Lisa, age 41, talks about her decision to get genetic counseling and testing to find out if she had a BRCA gene mutation, and how the experience empowered her to understand her options and be her own best health advocate.
Lisa, 41, comes from a family that has been affected greatly by breast cancer. She has five aunts and one cousin who have been diagnosed with breast cancer, and one aunt who had ovarian cancer. Lisa’s cousin and three of her aunts were younger than age 50 when they were diagnosed.
After a breast cancer scare and a discussion of her family’s cancer history with her doctor, Lisa decided to get tested for a BRCA gene mutation. “I wanted to be better informed for myself and for my children,” she said.
Although Lisa’s genetic testing did not find a BRCA gene mutation, her family health history still puts her at a higher risk of getting breast and ovarian cancer at a young age. This is because the negative test result only shows that a BRCA gene mutation is not the cause of the increased prevalence of cancer within her family. It does not explain what is causing the increased breast and ovarian cancer risk in her family, such as a different type of genetic mutation. To address this risk, Lisa continues to take her doctor’s advice about breast cancer screenings and exercises regularly.
Lisa lives in California with her husband and two children.
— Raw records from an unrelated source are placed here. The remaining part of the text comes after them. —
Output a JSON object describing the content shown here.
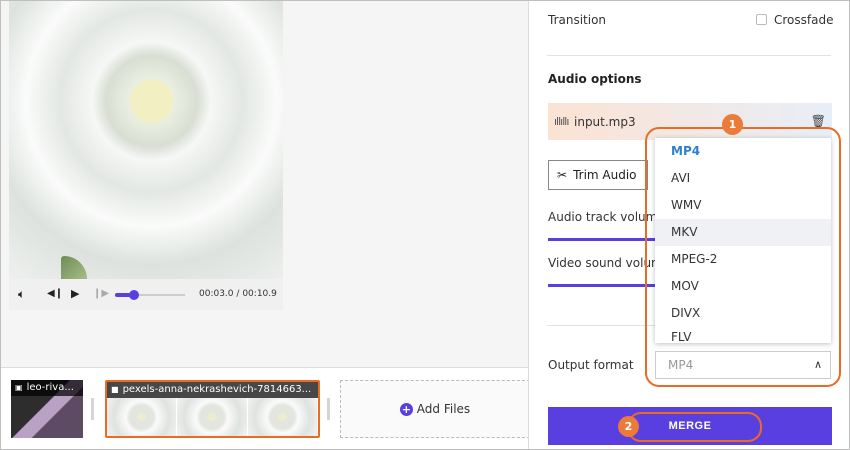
{
  "player": {
    "time_current": "00:03.0",
    "time_separator": "/",
    "time_total": "00:10.9",
    "progress_fraction": 0.27,
    "icons": [
      "volume-icon",
      "step-back-icon",
      "play-icon",
      "step-forward-icon"
    ]
  },
  "timeline": {
    "clips": [
      {
        "title": "leo-riva..."
      },
      {
        "title": "pexels-anna-nekrashevich-7814663..."
      }
    ],
    "add_files_label": "Add Files"
  },
  "settings": {
    "transition_label": "Transition",
    "crossfade_label": "Crossfade",
    "audio_options_label": "Audio options",
    "audio_file": "input.mp3",
    "trim_audio_label": "Trim Audio",
    "audio_track_volume_label": "Audio track volume",
    "video_sound_volume_label": "Video sound volume",
    "output_format_label": "Output format",
    "output_format_value": "MP4",
    "format_options": [
      "MP4",
      "AVI",
      "WMV",
      "MKV",
      "MPEG-2",
      "MOV",
      "DIVX",
      "FLV"
    ],
    "merge_label": "MERGE"
  },
  "callouts": {
    "badge_1": "1",
    "badge_2": "2"
  },
  "colors": {
    "accent": "#5a3fe0",
    "callout": "#ec6b22",
    "selected_option": "#2f7fd0"
  }
}
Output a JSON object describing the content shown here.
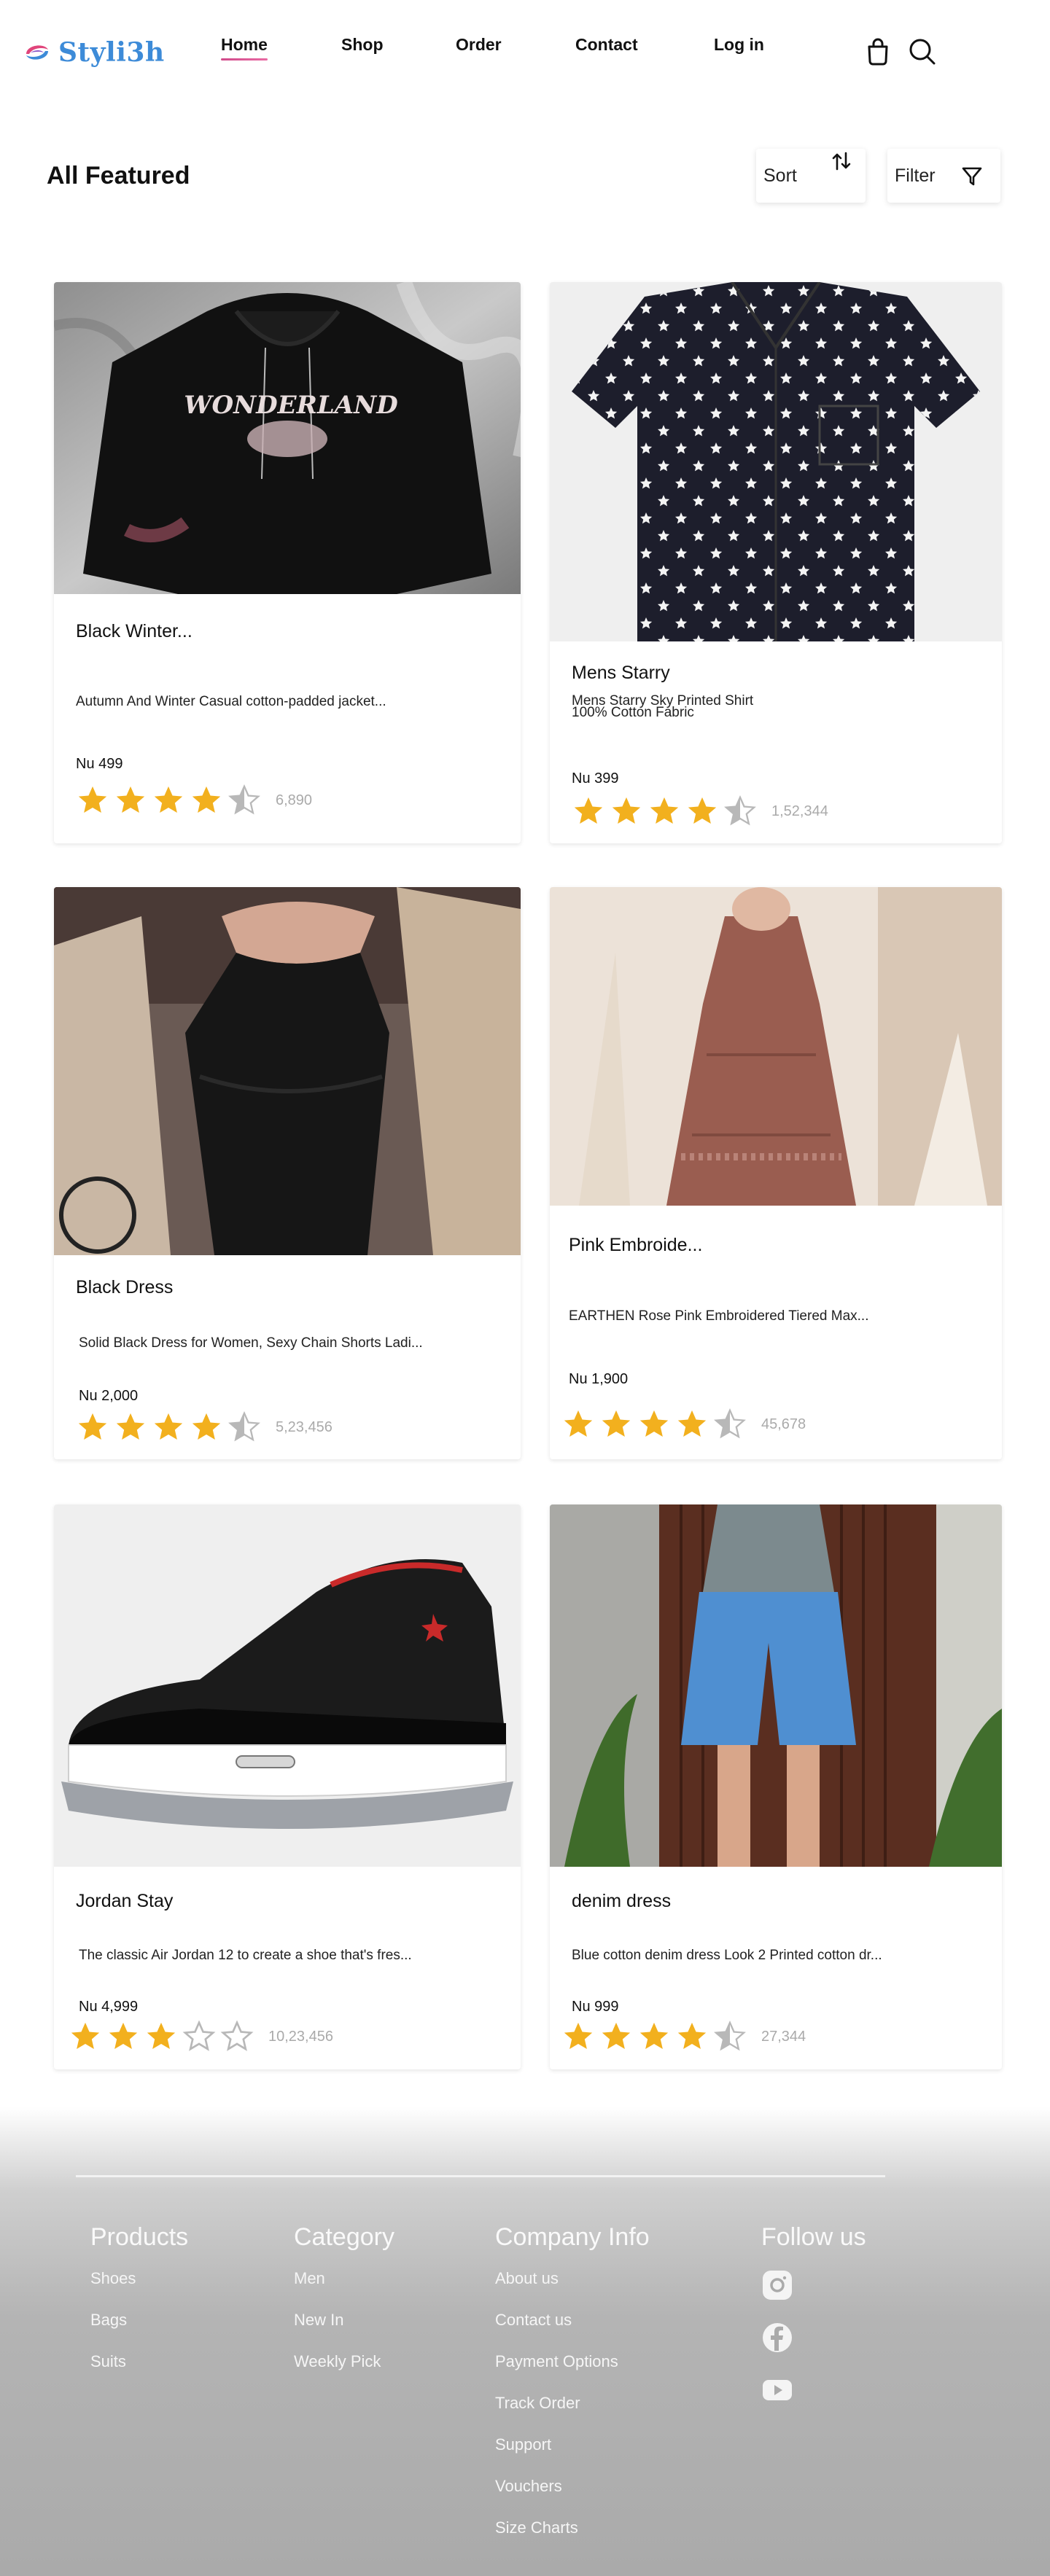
{
  "brand": {
    "name": "Styli3h"
  },
  "nav": {
    "links": [
      {
        "label": "Home",
        "active": true
      },
      {
        "label": "Shop"
      },
      {
        "label": "Order"
      },
      {
        "label": "Contact"
      },
      {
        "label": "Log in"
      }
    ],
    "icons": [
      "shopping-bag-icon",
      "search-icon"
    ]
  },
  "page": {
    "title": "All Featured"
  },
  "controls": {
    "sort_label": "Sort",
    "filter_label": "Filter"
  },
  "colors": {
    "brand": "#3d8bd8",
    "accent": "#d04a8a",
    "star": "#f2b01e",
    "star_empty": "#b8b8b8"
  },
  "products": [
    {
      "title": "Black Winter...",
      "description": "Autumn And Winter Casual cotton-padded jacket...",
      "price": "Nu 499",
      "rating": 4.5,
      "reviews": "6,890"
    },
    {
      "title": "Mens Starry",
      "description": "Mens Starry Sky Printed Shirt",
      "description2": "100% Cotton Fabric",
      "price": "Nu 399",
      "rating": 4.5,
      "reviews": "1,52,344"
    },
    {
      "title": "Black Dress",
      "description": "Solid Black Dress for Women, Sexy Chain Shorts Ladi...",
      "price": "Nu 2,000",
      "rating": 4.5,
      "reviews": "5,23,456"
    },
    {
      "title": "Pink Embroide...",
      "description": "EARTHEN Rose Pink Embroidered Tiered Max...",
      "price": "Nu 1,900",
      "rating": 4.5,
      "reviews": "45,678"
    },
    {
      "title": "Jordan Stay",
      "description": "The classic Air Jordan 12 to create a shoe that's fres...",
      "price": "Nu 4,999",
      "rating": 3,
      "reviews": "10,23,456"
    },
    {
      "title": "denim dress",
      "description": "Blue cotton denim dress Look 2 Printed cotton dr...",
      "price": "Nu 999",
      "rating": 4.5,
      "reviews": "27,344"
    }
  ],
  "footer": {
    "products": {
      "heading": "Products",
      "links": [
        "Shoes",
        "Bags",
        "Suits"
      ]
    },
    "category": {
      "heading": "Category",
      "links": [
        "Men",
        "New In",
        "Weekly Pick"
      ]
    },
    "company": {
      "heading": "Company Info",
      "links": [
        "About us",
        "Contact us",
        "Payment Options",
        "Track Order",
        "Support",
        "Vouchers",
        "Size Charts"
      ]
    },
    "follow": {
      "heading": "Follow us",
      "icons": [
        "instagram-icon",
        "facebook-icon",
        "youtube-icon"
      ]
    }
  }
}
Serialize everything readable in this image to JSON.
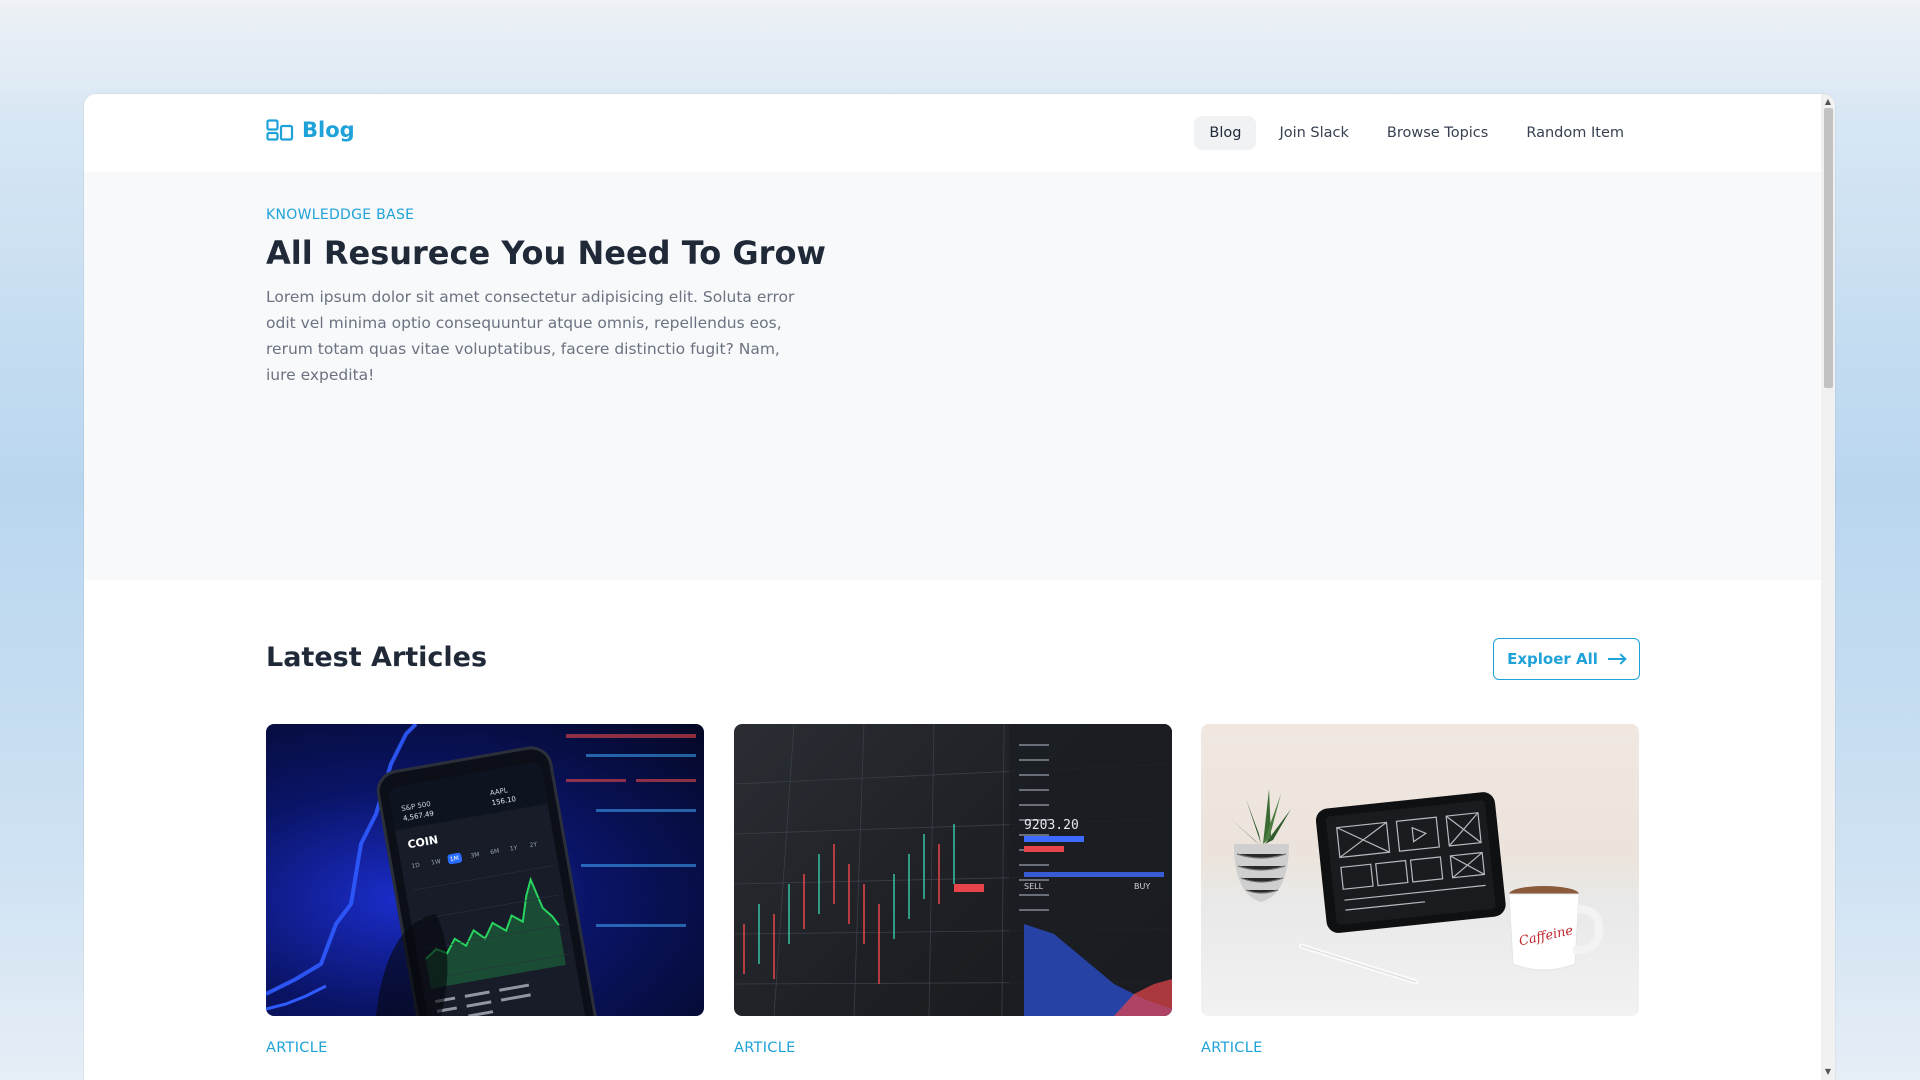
{
  "header": {
    "logo_text": "Blog",
    "nav": [
      {
        "label": "Blog",
        "active": true
      },
      {
        "label": "Join Slack",
        "active": false
      },
      {
        "label": "Browse Topics",
        "active": false
      },
      {
        "label": "Random Item",
        "active": false
      }
    ]
  },
  "hero": {
    "eyebrow": "KNOWLEDDGE BASE",
    "title": "All Resurece You Need To Grow",
    "description": "Lorem ipsum dolor sit amet consectetur adipisicing elit. Soluta error odit vel minima optio consequuntur atque omnis, repellendus eos, rerum totam quas vitae voluptatibus, facere distinctio fugit? Nam, iure expedita!"
  },
  "latest": {
    "title": "Latest Articles",
    "explore_label": "Exploer All",
    "cards": [
      {
        "category": "ARTICLE",
        "image": "stock-app-phone"
      },
      {
        "category": "ARTICLE",
        "image": "trading-chart-screen"
      },
      {
        "category": "ARTICLE",
        "image": "tablet-desk-coffee"
      }
    ]
  },
  "phone_app": {
    "ticker_1": "S&P 500",
    "ticker_1_value": "4,567.49",
    "ticker_2": "AAPL",
    "ticker_2_value": "156.10",
    "coin": "COIN",
    "ranges": [
      "1D",
      "1W",
      "1M",
      "3M",
      "6M",
      "1Y",
      "2Y"
    ]
  },
  "trading_screen": {
    "price": "9203.20",
    "sell": "SELL",
    "buy": "BUY"
  },
  "mug_text": "Caffeine",
  "colors": {
    "accent": "#1fa2d8",
    "heading": "#1f2937",
    "body_text": "#6b7280",
    "hero_bg": "#f8f9fb"
  }
}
When she is not at work as a hospital pharmacist, she enjoys exercising, reading, and volunteering at her children’s school and in the community.